US8337946 *Nov 12, 2008Dec 25, 2012Schott AgCoated noble metal elements for glass production
US20040067369 *Nov 29, 2001Apr 8, 2004Franz OttCoated metal element used for producing glass
CN1526035BNov 29, 2001May 4, 2011肖特股份有限公司Coated metal element used for producing glass
DE102010047898A1 *Oct 11, 2010Apr 12, 2012Heraeus Materials Technology Gmbh & Co. KgReduzierung von Pt und Rh Abdampfverlusten bei hohen Temperaturen durch Verwendung einer Sperrschicht
DE102010047898B4 *Oct 11, 2010Jun 6, 2013Heraeus Materials Technology Gmbh & Co. KgBauteil aus Platin oder einer Platinlegierung und Verfahren zur Abdampfraten-Verringerung von Bauteilen aus Platin oder Platinlegierungen
EP0230554A1 *Nov 25, 1986Aug 5, 1987Asea Brown Boveri AktiengesellschaftHigh-temperature protective layer and method of manufacturing the same

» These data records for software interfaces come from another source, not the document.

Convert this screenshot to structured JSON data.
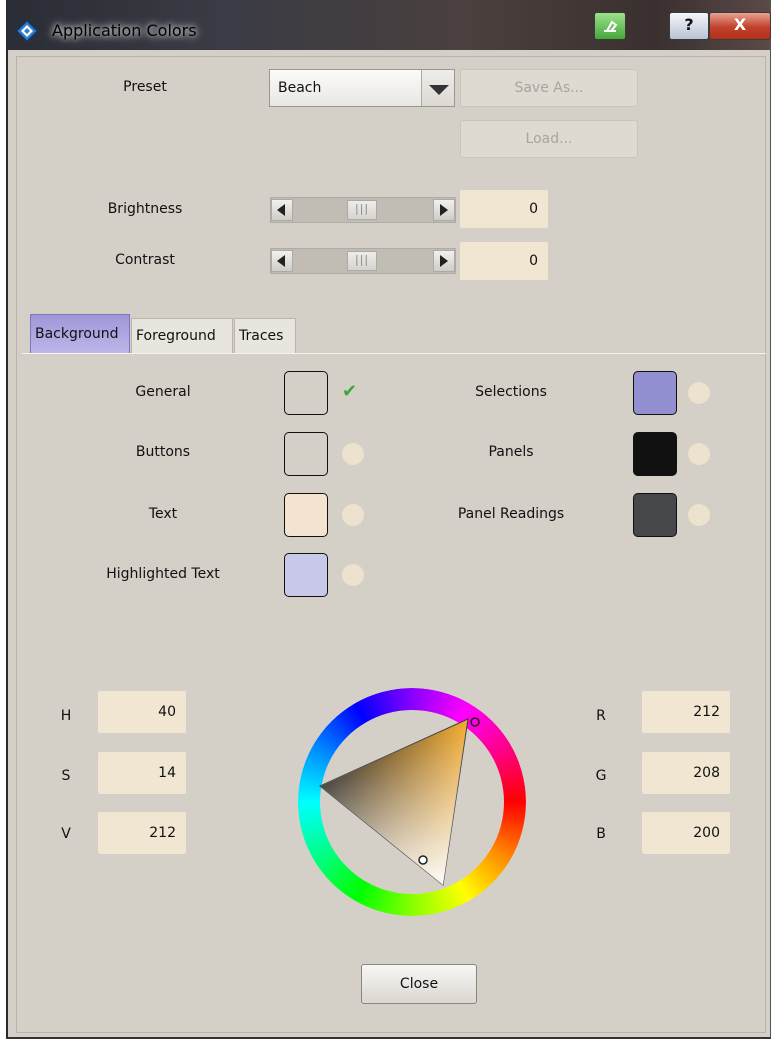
{
  "window": {
    "title": "Application Colors"
  },
  "titlebar": {
    "help_label": "?",
    "close_label": "X"
  },
  "preset": {
    "label": "Preset",
    "value": "Beach",
    "save_as_label": "Save As...",
    "load_label": "Load..."
  },
  "brightness": {
    "label": "Brightness",
    "value": "0"
  },
  "contrast": {
    "label": "Contrast",
    "value": "0"
  },
  "tabs": [
    {
      "label": "Background",
      "active": true
    },
    {
      "label": "Foreground",
      "active": false
    },
    {
      "label": "Traces",
      "active": false
    }
  ],
  "color_items_left": [
    {
      "label": "General",
      "color": "#d4d0c8",
      "checked": true
    },
    {
      "label": "Buttons",
      "color": "#d4d0c8",
      "checked": false
    },
    {
      "label": "Text",
      "color": "#f2e4cf",
      "checked": false
    },
    {
      "label": "Highlighted Text",
      "color": "#c8c8e8",
      "checked": false
    }
  ],
  "color_items_right": [
    {
      "label": "Selections",
      "color": "#9290d0",
      "checked": false
    },
    {
      "label": "Panels",
      "color": "#111111",
      "checked": false
    },
    {
      "label": "Panel Readings",
      "color": "#45474a",
      "checked": false
    }
  ],
  "hsv": {
    "h_label": "H",
    "h": "40",
    "s_label": "S",
    "s": "14",
    "v_label": "V",
    "v": "212"
  },
  "rgb": {
    "r_label": "R",
    "r": "212",
    "g_label": "G",
    "g": "208",
    "b_label": "B",
    "b": "200"
  },
  "close_label": "Close"
}
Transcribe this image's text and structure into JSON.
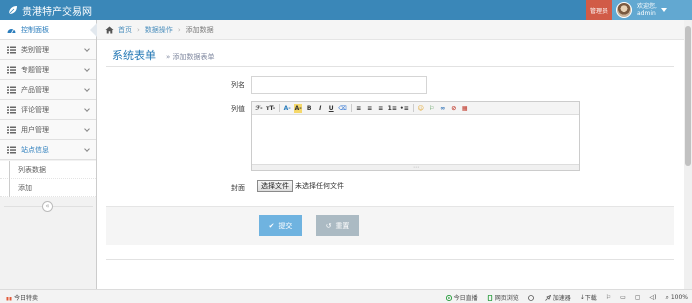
{
  "navbar": {
    "brand": "贵港特产交易网",
    "role_badge": "管理员",
    "welcome": "欢迎您,",
    "username": "admin"
  },
  "sidebar": {
    "items": [
      {
        "label": "控制面板",
        "icon": "dashboard-icon"
      },
      {
        "label": "类别管理",
        "icon": "list-icon"
      },
      {
        "label": "专题管理",
        "icon": "list-icon"
      },
      {
        "label": "产品管理",
        "icon": "list-icon"
      },
      {
        "label": "评论管理",
        "icon": "list-icon"
      },
      {
        "label": "用户管理",
        "icon": "list-icon"
      },
      {
        "label": "站点信息",
        "icon": "list-icon"
      }
    ],
    "subitems": [
      {
        "label": "列表数据"
      },
      {
        "label": "添加"
      }
    ],
    "collapse_glyph": "«"
  },
  "breadcrumb": {
    "home": "首页",
    "section": "数据操作",
    "current": "添加数据"
  },
  "page": {
    "title": "系统表单",
    "subtitle": "» 添加数据表单"
  },
  "form": {
    "name_label": "列名",
    "name_value": "",
    "value_label": "列值",
    "cover_label": "封面",
    "file_button": "选择文件",
    "file_status": "未选择任何文件",
    "submit_label": "提交",
    "reset_label": "重置"
  },
  "editor": {
    "toolbar": [
      "ℱ-",
      "тT-",
      "A-",
      "A-",
      "B",
      "I",
      "U",
      "⌫",
      "≡",
      "≡",
      "≡",
      "1≡",
      "•≡",
      "☺",
      "⚐",
      "∞",
      "⊘",
      "▦"
    ]
  },
  "statusbar": {
    "left": "今日特卖",
    "items": [
      "今日直播",
      "网页浏览",
      "加速器",
      "下载"
    ],
    "zoom": "100%"
  },
  "colors": {
    "navbar": "#3a87b8",
    "accent": "#2679b5",
    "badge": "#d15b47",
    "submit": "#6fb3e0",
    "reset": "#abbac3"
  }
}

EP0381179A2 *Jan 31, 1990Aug 8, 1990Engelhard CorporationProcess for the electrophoretic deposition of barrier coatings on precious metals
EP1722008A2Nov 29, 2001Nov 15, 2006Schott AGUse of H2 or H2 and O2 resistant barrier layer for coating in glass manufacturing

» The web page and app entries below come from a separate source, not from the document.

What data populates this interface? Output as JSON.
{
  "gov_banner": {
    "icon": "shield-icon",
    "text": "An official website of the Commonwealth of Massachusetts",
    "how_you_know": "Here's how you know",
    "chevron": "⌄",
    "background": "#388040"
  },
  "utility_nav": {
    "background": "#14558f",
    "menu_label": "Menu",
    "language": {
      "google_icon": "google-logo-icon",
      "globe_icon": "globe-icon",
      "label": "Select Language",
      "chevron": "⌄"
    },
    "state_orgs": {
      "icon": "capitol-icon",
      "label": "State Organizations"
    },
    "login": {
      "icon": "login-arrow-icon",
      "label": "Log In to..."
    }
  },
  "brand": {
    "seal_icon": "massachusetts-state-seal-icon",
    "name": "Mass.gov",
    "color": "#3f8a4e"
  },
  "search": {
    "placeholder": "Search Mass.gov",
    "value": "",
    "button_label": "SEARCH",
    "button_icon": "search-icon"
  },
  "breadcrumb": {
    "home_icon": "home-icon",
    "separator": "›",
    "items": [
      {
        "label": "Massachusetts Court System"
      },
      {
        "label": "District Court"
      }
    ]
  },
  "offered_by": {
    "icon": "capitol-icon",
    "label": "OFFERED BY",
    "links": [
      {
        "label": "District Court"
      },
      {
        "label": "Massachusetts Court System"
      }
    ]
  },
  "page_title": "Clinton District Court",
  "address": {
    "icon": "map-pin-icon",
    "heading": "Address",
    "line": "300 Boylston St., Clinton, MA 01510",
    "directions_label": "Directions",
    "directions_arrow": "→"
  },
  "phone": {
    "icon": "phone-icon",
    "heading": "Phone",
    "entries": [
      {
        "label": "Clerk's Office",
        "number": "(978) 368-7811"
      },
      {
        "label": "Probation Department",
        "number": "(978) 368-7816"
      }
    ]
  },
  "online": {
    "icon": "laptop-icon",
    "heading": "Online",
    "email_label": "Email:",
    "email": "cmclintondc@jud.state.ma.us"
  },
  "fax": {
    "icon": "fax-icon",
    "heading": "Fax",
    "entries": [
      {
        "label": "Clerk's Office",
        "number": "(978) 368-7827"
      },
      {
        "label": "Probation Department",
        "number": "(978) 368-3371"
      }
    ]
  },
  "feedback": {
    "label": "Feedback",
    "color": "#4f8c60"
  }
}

WO1989008620A1 *Mar 1, 1989Sep 21, 1989Owens Corning Fiberglass CorpClad precious metal bushing
WO2002044115A2 *Nov 29, 2001Jun 6, 2002Dirk GohlkeCoated metal element used for producing glass

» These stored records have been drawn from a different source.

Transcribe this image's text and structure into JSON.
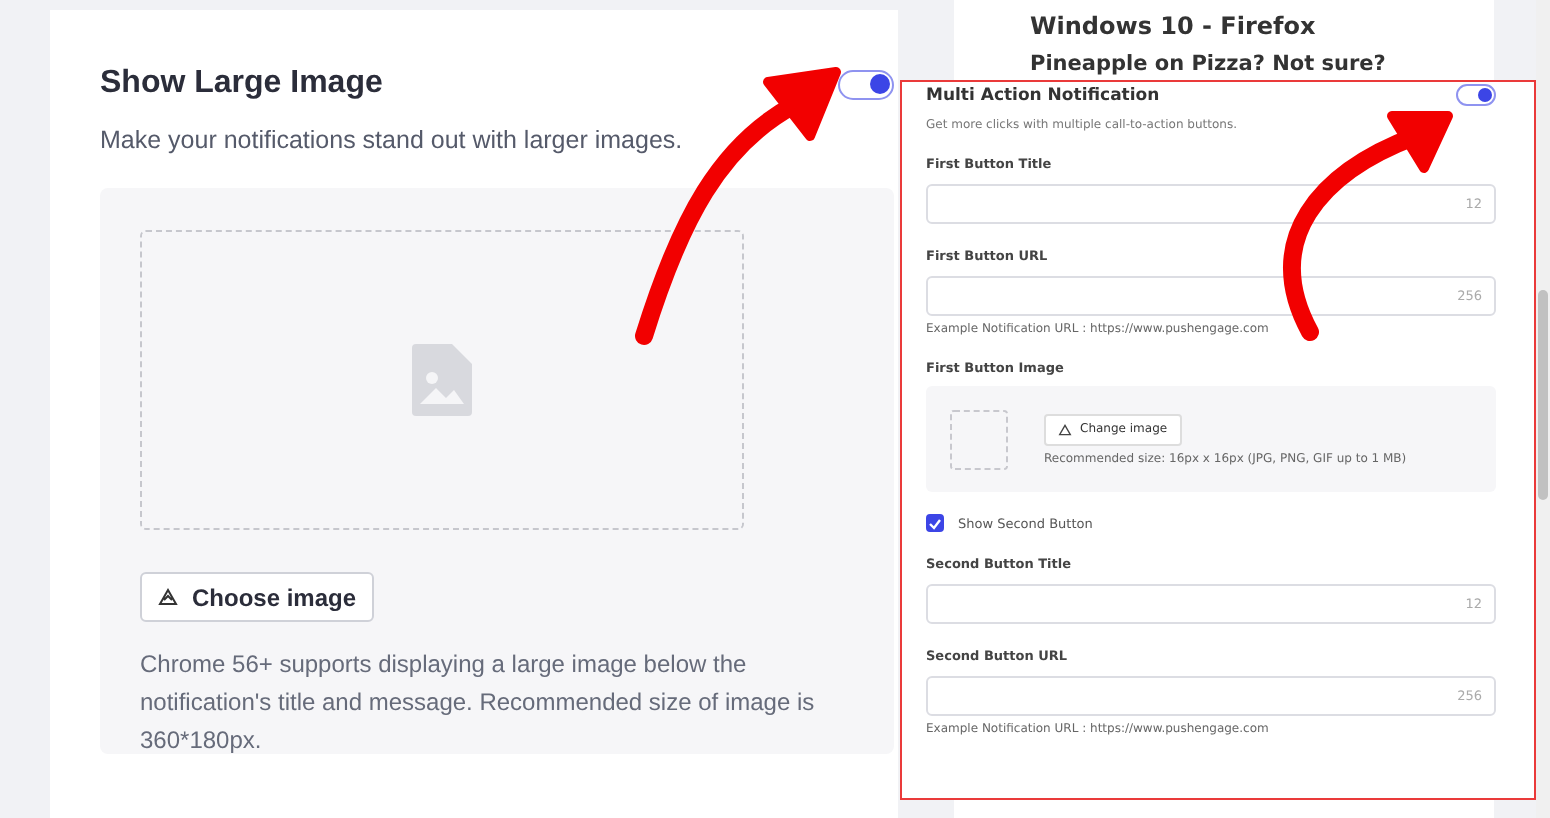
{
  "settings_card": {
    "title": "Show Large Image",
    "toggle_on": true,
    "description": "Make your notifications stand out with larger images.",
    "choose_button": "Choose image",
    "note": "Chrome 56+ supports displaying a large image below the notification's title and message. Recommended size of image is 360*180px."
  },
  "preview": {
    "title": "Windows 10 - Firefox",
    "notification_title": "Pineapple on Pizza? Not sure?"
  },
  "popup": {
    "title": "Multi Action Notification",
    "toggle_on": true,
    "description": "Get more clicks with multiple call-to-action buttons.",
    "fields": [
      {
        "kind": "text",
        "label": "First Button Title",
        "counter": "12"
      },
      {
        "kind": "text",
        "label": "First Button URL",
        "counter": "256",
        "hint": "Example Notification URL : https://www.pushengage.com"
      },
      {
        "kind": "image",
        "label": "First Button Image",
        "button": "Change image",
        "hint": "Recommended size: 16px x 16px (JPG, PNG, GIF up to 1 MB)"
      },
      {
        "kind": "checkbox",
        "label": "Show Second Button",
        "checked": true
      },
      {
        "kind": "text",
        "label": "Second Button Title",
        "counter": "12"
      },
      {
        "kind": "text",
        "label": "Second Button URL",
        "counter": "256",
        "hint": "Example Notification URL : https://www.pushengage.com"
      }
    ]
  }
}
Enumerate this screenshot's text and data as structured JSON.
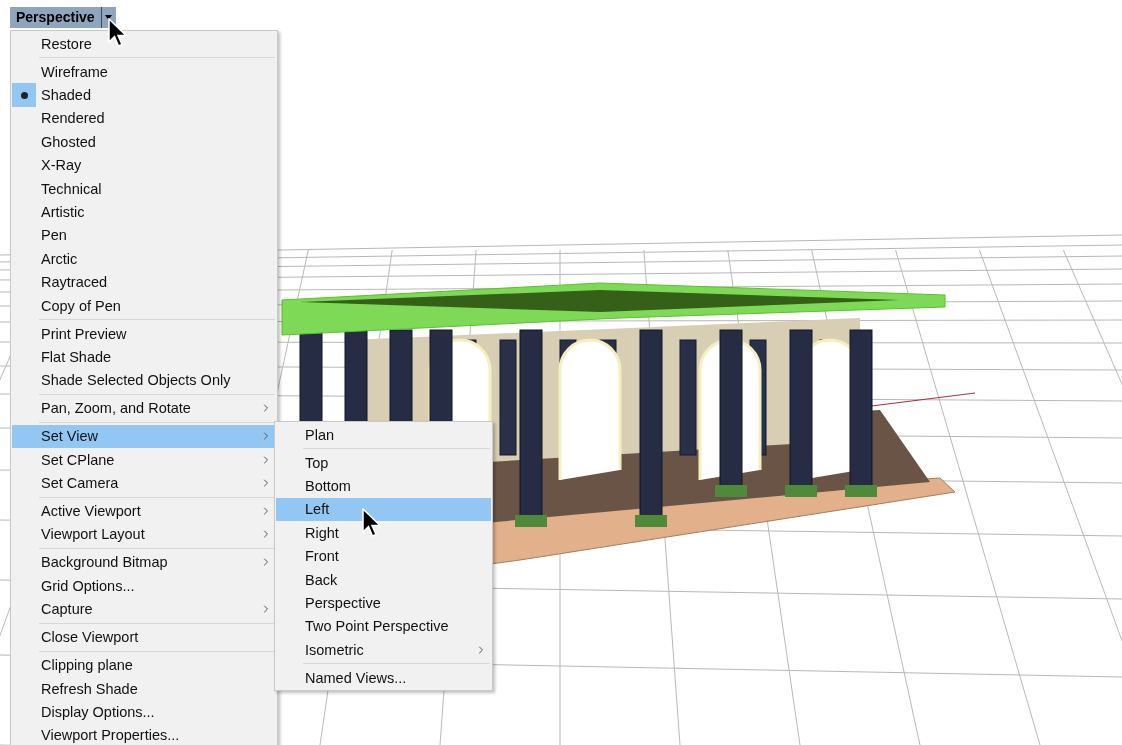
{
  "viewport_tab": {
    "label": "Perspective"
  },
  "menu": {
    "items": [
      {
        "kind": "item",
        "label": "Restore",
        "checked": false,
        "selected": false,
        "submenu": false
      },
      {
        "kind": "separator"
      },
      {
        "kind": "item",
        "label": "Wireframe",
        "checked": false,
        "selected": false,
        "submenu": false
      },
      {
        "kind": "item",
        "label": "Shaded",
        "checked": true,
        "selected": false,
        "submenu": false
      },
      {
        "kind": "item",
        "label": "Rendered",
        "checked": false,
        "selected": false,
        "submenu": false
      },
      {
        "kind": "item",
        "label": "Ghosted",
        "checked": false,
        "selected": false,
        "submenu": false
      },
      {
        "kind": "item",
        "label": "X-Ray",
        "checked": false,
        "selected": false,
        "submenu": false
      },
      {
        "kind": "item",
        "label": "Technical",
        "checked": false,
        "selected": false,
        "submenu": false
      },
      {
        "kind": "item",
        "label": "Artistic",
        "checked": false,
        "selected": false,
        "submenu": false
      },
      {
        "kind": "item",
        "label": "Pen",
        "checked": false,
        "selected": false,
        "submenu": false
      },
      {
        "kind": "item",
        "label": "Arctic",
        "checked": false,
        "selected": false,
        "submenu": false
      },
      {
        "kind": "item",
        "label": "Raytraced",
        "checked": false,
        "selected": false,
        "submenu": false
      },
      {
        "kind": "item",
        "label": "Copy of Pen",
        "checked": false,
        "selected": false,
        "submenu": false
      },
      {
        "kind": "separator"
      },
      {
        "kind": "item",
        "label": "Print Preview",
        "checked": false,
        "selected": false,
        "submenu": false
      },
      {
        "kind": "item",
        "label": "Flat Shade",
        "checked": false,
        "selected": false,
        "submenu": false
      },
      {
        "kind": "item",
        "label": "Shade Selected Objects Only",
        "checked": false,
        "selected": false,
        "submenu": false
      },
      {
        "kind": "separator"
      },
      {
        "kind": "item",
        "label": "Pan, Zoom, and Rotate",
        "checked": false,
        "selected": false,
        "submenu": true
      },
      {
        "kind": "separator"
      },
      {
        "kind": "item",
        "label": "Set View",
        "checked": false,
        "selected": true,
        "submenu": true
      },
      {
        "kind": "item",
        "label": "Set CPlane",
        "checked": false,
        "selected": false,
        "submenu": true
      },
      {
        "kind": "item",
        "label": "Set Camera",
        "checked": false,
        "selected": false,
        "submenu": true
      },
      {
        "kind": "separator"
      },
      {
        "kind": "item",
        "label": "Active Viewport",
        "checked": false,
        "selected": false,
        "submenu": true
      },
      {
        "kind": "item",
        "label": "Viewport Layout",
        "checked": false,
        "selected": false,
        "submenu": true
      },
      {
        "kind": "separator"
      },
      {
        "kind": "item",
        "label": "Background Bitmap",
        "checked": false,
        "selected": false,
        "submenu": true
      },
      {
        "kind": "item",
        "label": "Grid Options...",
        "checked": false,
        "selected": false,
        "submenu": false
      },
      {
        "kind": "item",
        "label": "Capture",
        "checked": false,
        "selected": false,
        "submenu": true
      },
      {
        "kind": "separator"
      },
      {
        "kind": "item",
        "label": "Close Viewport",
        "checked": false,
        "selected": false,
        "submenu": false
      },
      {
        "kind": "separator"
      },
      {
        "kind": "item",
        "label": "Clipping plane",
        "checked": false,
        "selected": false,
        "submenu": false
      },
      {
        "kind": "item",
        "label": "Refresh Shade",
        "checked": false,
        "selected": false,
        "submenu": false
      },
      {
        "kind": "item",
        "label": "Display Options...",
        "checked": false,
        "selected": false,
        "submenu": false
      },
      {
        "kind": "item",
        "label": "Viewport Properties...",
        "checked": false,
        "selected": false,
        "submenu": false
      }
    ]
  },
  "submenu": {
    "items": [
      {
        "kind": "item",
        "label": "Plan",
        "selected": false,
        "submenu": false
      },
      {
        "kind": "separator"
      },
      {
        "kind": "item",
        "label": "Top",
        "selected": false,
        "submenu": false
      },
      {
        "kind": "item",
        "label": "Bottom",
        "selected": false,
        "submenu": false
      },
      {
        "kind": "item",
        "label": "Left",
        "selected": true,
        "submenu": false
      },
      {
        "kind": "item",
        "label": "Right",
        "selected": false,
        "submenu": false
      },
      {
        "kind": "item",
        "label": "Front",
        "selected": false,
        "submenu": false
      },
      {
        "kind": "item",
        "label": "Back",
        "selected": false,
        "submenu": false
      },
      {
        "kind": "item",
        "label": "Perspective",
        "selected": false,
        "submenu": false
      },
      {
        "kind": "item",
        "label": "Two Point Perspective",
        "selected": false,
        "submenu": false
      },
      {
        "kind": "item",
        "label": "Isometric",
        "selected": false,
        "submenu": true
      },
      {
        "kind": "separator"
      },
      {
        "kind": "item",
        "label": "Named Views...",
        "selected": false,
        "submenu": false
      }
    ]
  }
}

WO2012048812A1 *Oct 5, 2011Apr 19, 2012Heraeus Materials Technology Gmbh & Co. KgREDUCTION OF Pt AND Rh EVAPORATION LOSSES AT HIGH TEMPERATURES BY USING A BARRIER LAYER
Classifications
U.S. Classification428/433, 428/471, 428/689, 428/450, 428/702, 428/472, 65/374.11, 427/452
International ClassificationC03C3/087, C03B37/08, C22F1/00, C03B37/095, C23C4/10
Cooperative ClassificationC03B37/095, C23C4/105, C03C3/087, C22F1/008, C03B37/0805
European ClassificationC22F1/00P, C03C3/087, C23C4/10B, C03B37/095, C03B37/08D
Legal Events
DateCodeEventDescription
Mar 18, 1985ASAssignment
Owner name: OWENS-CORNING FIBERGLAS CORPORATION A DE CORP
Free format text: ASSIGNMENT OF ASSIGNORS INTEREST.;ASSIGNOR:SCHUSTER, GARY B. A.;REEL/FRAME:004374/0428
Effective date: 19831109
Nov 13, 1986ASAssignment
Owner name: WILMINGTON TRUST COMPANY, DELAWARE
Free format text: SECURITY INTEREST;ASSIGNOR:OWENS-CORNING FIBERGLAS CORPORATION;REEL/FRAME:004652/0351
Effective date: 19861103
Owner name: WADE, WILLIAM, J., DELAWARE
Free format text: SECURITY INTEREST;ASSIGNOR:OWENS-CORNING FIBERGLAS CORPORATION;REEL/FRAME:004652/0351
Effective date: 19861103
Jul 31, 1987ASAssignment
Owner name: OWENS-CORNING FIBERGLAS CORPORATION, A CORP. OF DE
Free format text: TERMINATION OF SECURITY AGREEMENT RECORDED NOV. 13, 1986. REEL 4652 FRAMES 351-420;ASSIGNORS:WILMINGTON TRUST COMPANY, A DE. BANKING CORPORATION;WADE, WILLIAM J. (TRUSTEES);REEL/FRAME:004903/0501
Effective date: 19870730
Dec 27, 1988FPAYFee payment
Year of fee payment: 4
Mar 16, 1992ASAssignment
Owner name: OWENS-CORNING FIBERGLAS TECHNOLOGY INC., ILLINOIS
Free format text: ASSIGNMENT OF ASSIGNORS INTEREST.;ASSIGNOR:OWENS-CORNING FIBERGLAS CORPORATION, A CORP. OF DE;REEL/FRAME:006041/0175
Effective date: 19911205
Aug 1, 1993LAPSLapse for failure to pay maintenance fees
Oct 19, 1993FPExpired due to failure to pay maintenance fee
Effective date: 19930801